Earlier this year, I wrote about the IOC’s decision to remove wrestling from the list of Olympic sports.
This is good news for wrestling fans, then: wrestling — along with baseball/softball and squash — is one of three sports that will be considered for inclusion in the 2020 Olympics when the IOC votes on the matter in September. Wrestling won the first round of the balloting, so as suspected, it appears that it has the best chance of getting into the 2020 Games.
If this is the case, why would the IOC demote wrestling in February, only to reinstate it in September? The answer is that the Olympics is a business. According to the Toronto Star:
In the few months since it was dropped from the Olympics, FILA, the international wrestling federation, has elected a new president, overhauled its governance structure, changed scoring to reward attacking tactics and altered tournaments to make the sport more spectator-friendly in an effort to get a second chance.
There had been warnings from the IOC to modernize the sport earlier, but those never filtered through the old hierarchical governing body to the grassroots, Ryan said.
“Once we got the slap in the face, we woke up,” he said. “We’ve made more changes in the last two months than I’ve ever seen,” said the 30-year veteran of the sport. “It’s unfortunate it had to happen that way.”
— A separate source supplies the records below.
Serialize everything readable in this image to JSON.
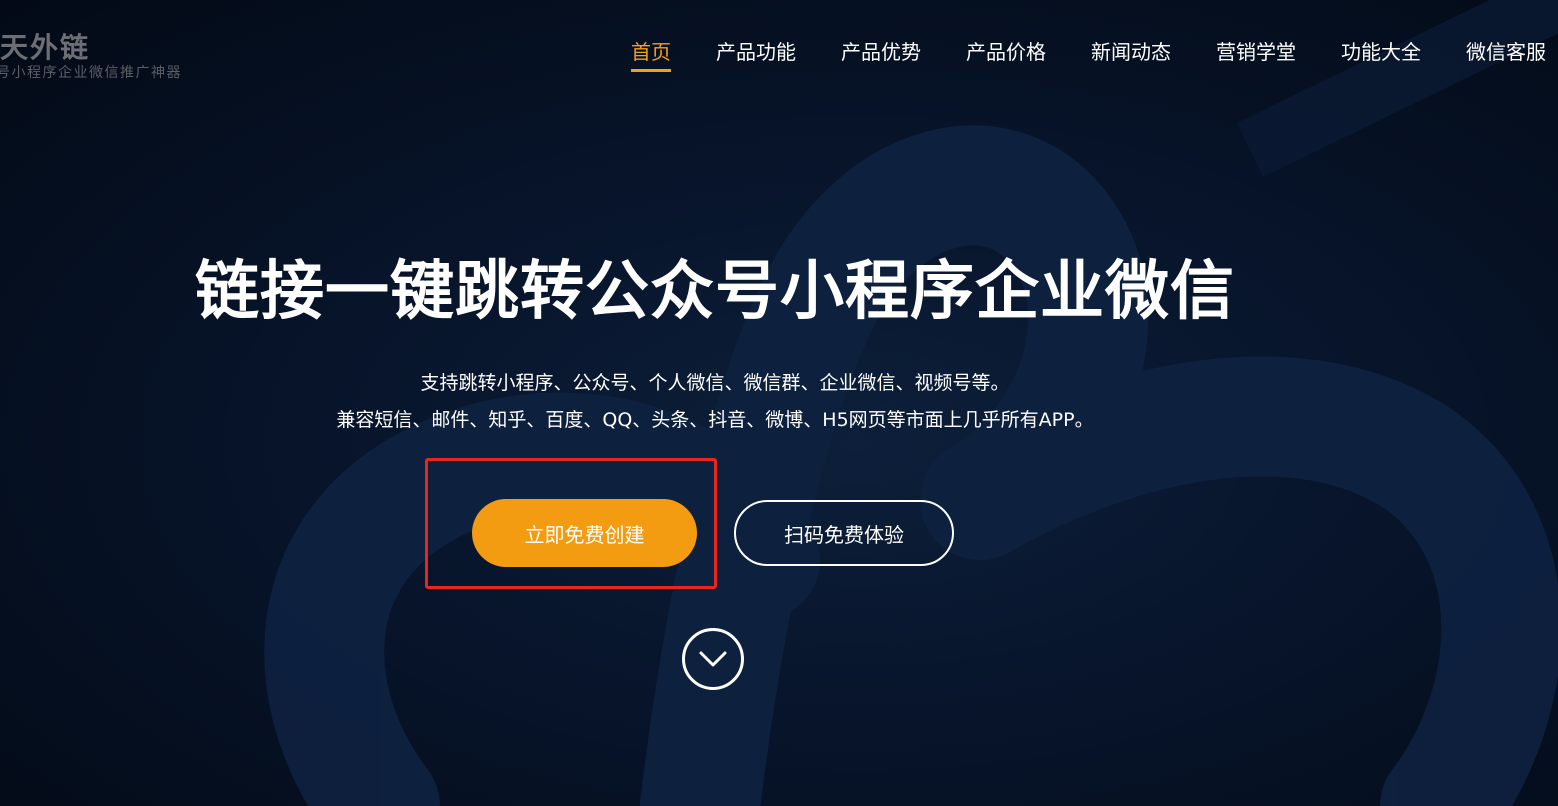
{
  "logo": {
    "title": "天外链",
    "subtitle": "号小程序企业微信推广神器"
  },
  "nav": {
    "items": [
      {
        "label": "首页",
        "active": true
      },
      {
        "label": "产品功能",
        "active": false
      },
      {
        "label": "产品优势",
        "active": false
      },
      {
        "label": "产品价格",
        "active": false
      },
      {
        "label": "新闻动态",
        "active": false
      },
      {
        "label": "营销学堂",
        "active": false
      },
      {
        "label": "功能大全",
        "active": false
      },
      {
        "label": "微信客服",
        "active": false
      }
    ]
  },
  "hero": {
    "title": "链接一键跳转公众号小程序企业微信",
    "subtitle_line1": "支持跳转小程序、公众号、个人微信、微信群、企业微信、视频号等。",
    "subtitle_line2": "兼容短信、邮件、知乎、百度、QQ、头条、抖音、微博、H5网页等市面上几乎所有APP。",
    "primary_button": "立即免费创建",
    "secondary_button": "扫码免费体验"
  },
  "colors": {
    "accent": "#f39c12",
    "highlight": "#e8261f",
    "background": "#05101f"
  },
  "icons": {
    "scroll": "chevron-down-icon"
  }
}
The IOC wanted wrestling to draw more eyeballs, because more eyeballs means more advertising revenue. To accomplish this, the IOC wanted FILA to make some changes, but apparently FILA was moving too slowly for the IOC’s liking. So the IOC demoted wrestling — a sport that has been around since ancient Greece, was probably the most important sport in the original Olympics, and was one of the original nine sports in the first modern Olympics in 1896 — in order to convince it to move more quickly. FILA clearly received that message, as it has made many changes since being demoted. Happy with the changes, the IOC appears to be ready to reinstate wrestling as an Olympic sport.
This should serve as a reminder that the Olympics — much like the NCAA – isn’t really about amateur sport, ‘sport for all’, or any other such nonsense. The Olympics is a profit-driven business like any other. The people running it will try to make it as profitable as possible.
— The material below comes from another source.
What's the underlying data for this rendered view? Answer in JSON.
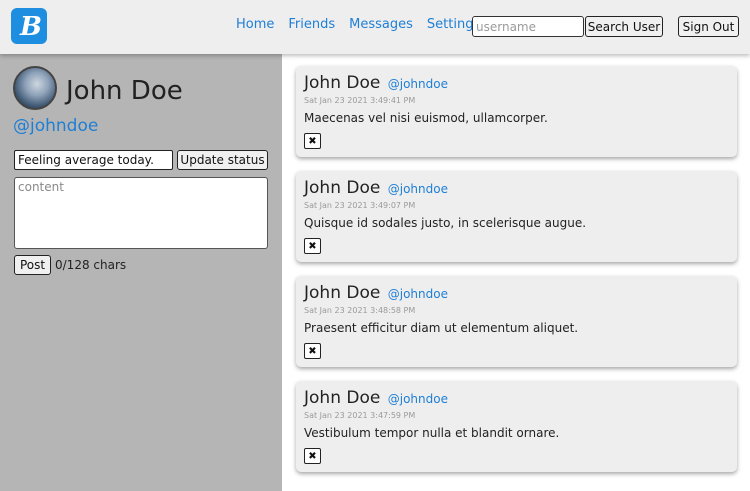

For the record, the sports that were eliminated from consideration in this round of voting were:
- Inline speed skating
- Sport climbing
- Wushu (kung fu)